Of course, some comments above are stereotypes; trying to define a generation is often a futile exercise, but nevertheless, adjusting your style of management might just make the difference between keeping or losing your new crew and having to start building it up all over again. Millennials have been told by their parents that their opinion matters, that they should speak up and question things so you might hit a brick wall with a 'command and order' management style; a more inclusive philosophy will get you more results; I know, easier said than done on a yacht where it's 24/7. Over to you to demonstrate that processes are in place for a reason, because they work and that old ways can be the best way.
The other important point is training and development; the new crew coming on the market has a low boredom threshold and they want to acquire new skills and certificates quickly. Employers and yachts who assist with courses and career progression will strike a chord with these newcomers as it demonstrates that as an employer, you have an interest in their success which in turn, will make them want to give you more in return.
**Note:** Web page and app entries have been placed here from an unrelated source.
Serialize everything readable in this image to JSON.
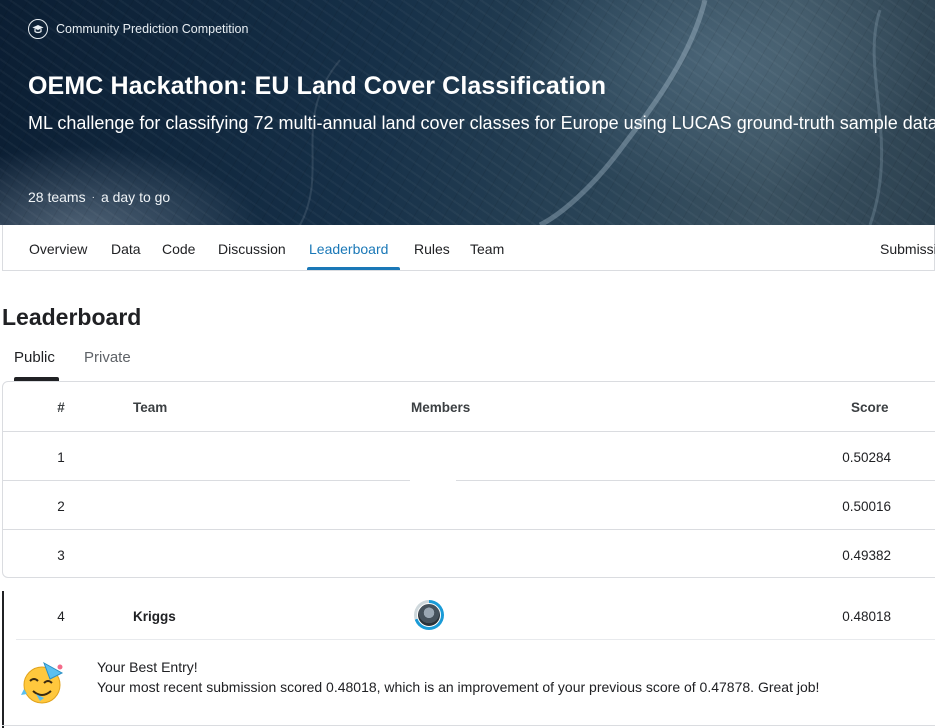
{
  "hero": {
    "category": "Community Prediction Competition",
    "title": "OEMC Hackathon: EU Land Cover Classification",
    "description": "ML challenge for classifying 72 multi-annual land cover classes for Europe using LUCAS ground-truth sample data",
    "teams": "28 teams",
    "deadline": "a day to go",
    "icon": "graduation-cap-icon"
  },
  "nav": {
    "tabs": [
      "Overview",
      "Data",
      "Code",
      "Discussion",
      "Leaderboard",
      "Rules",
      "Team"
    ],
    "active": "Leaderboard",
    "submissions": "Submissions",
    "accent": "#1a78b7"
  },
  "leaderboard": {
    "title": "Leaderboard",
    "subtabs": [
      "Public",
      "Private"
    ],
    "active_subtab": "Public",
    "headers": {
      "rank": "#",
      "team": "Team",
      "members": "Members",
      "score": "Score"
    },
    "rows": [
      {
        "rank": "1",
        "team": "",
        "score": "0.50284"
      },
      {
        "rank": "2",
        "team": "",
        "score": "0.50016"
      },
      {
        "rank": "3",
        "team": "",
        "score": "0.49382"
      }
    ],
    "my_row": {
      "rank": "4",
      "team": "Kriggs",
      "score": "0.48018",
      "avatar": "user-avatar"
    }
  },
  "best_entry": {
    "title": "Your Best Entry!",
    "message": "Your most recent submission scored 0.48018, which is an improvement of your previous score of 0.47878. Great job!",
    "icon": "party-face-icon"
  }
}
Recruiters and employers have to be clear and ensure crew understand fully what the collective goal is, explain that yachting can be, and often is, tough with long hours, hard physical work but that just rewards and promotion are available for those able to keep the pace. This message should be sounded loud and clear at the interviewing stage so that all parties know where they stand. Millennials are looking for a well-balanced working environment, they want to work with friends and in many ways, yachting with its strong communities is a great place for Millennials to be.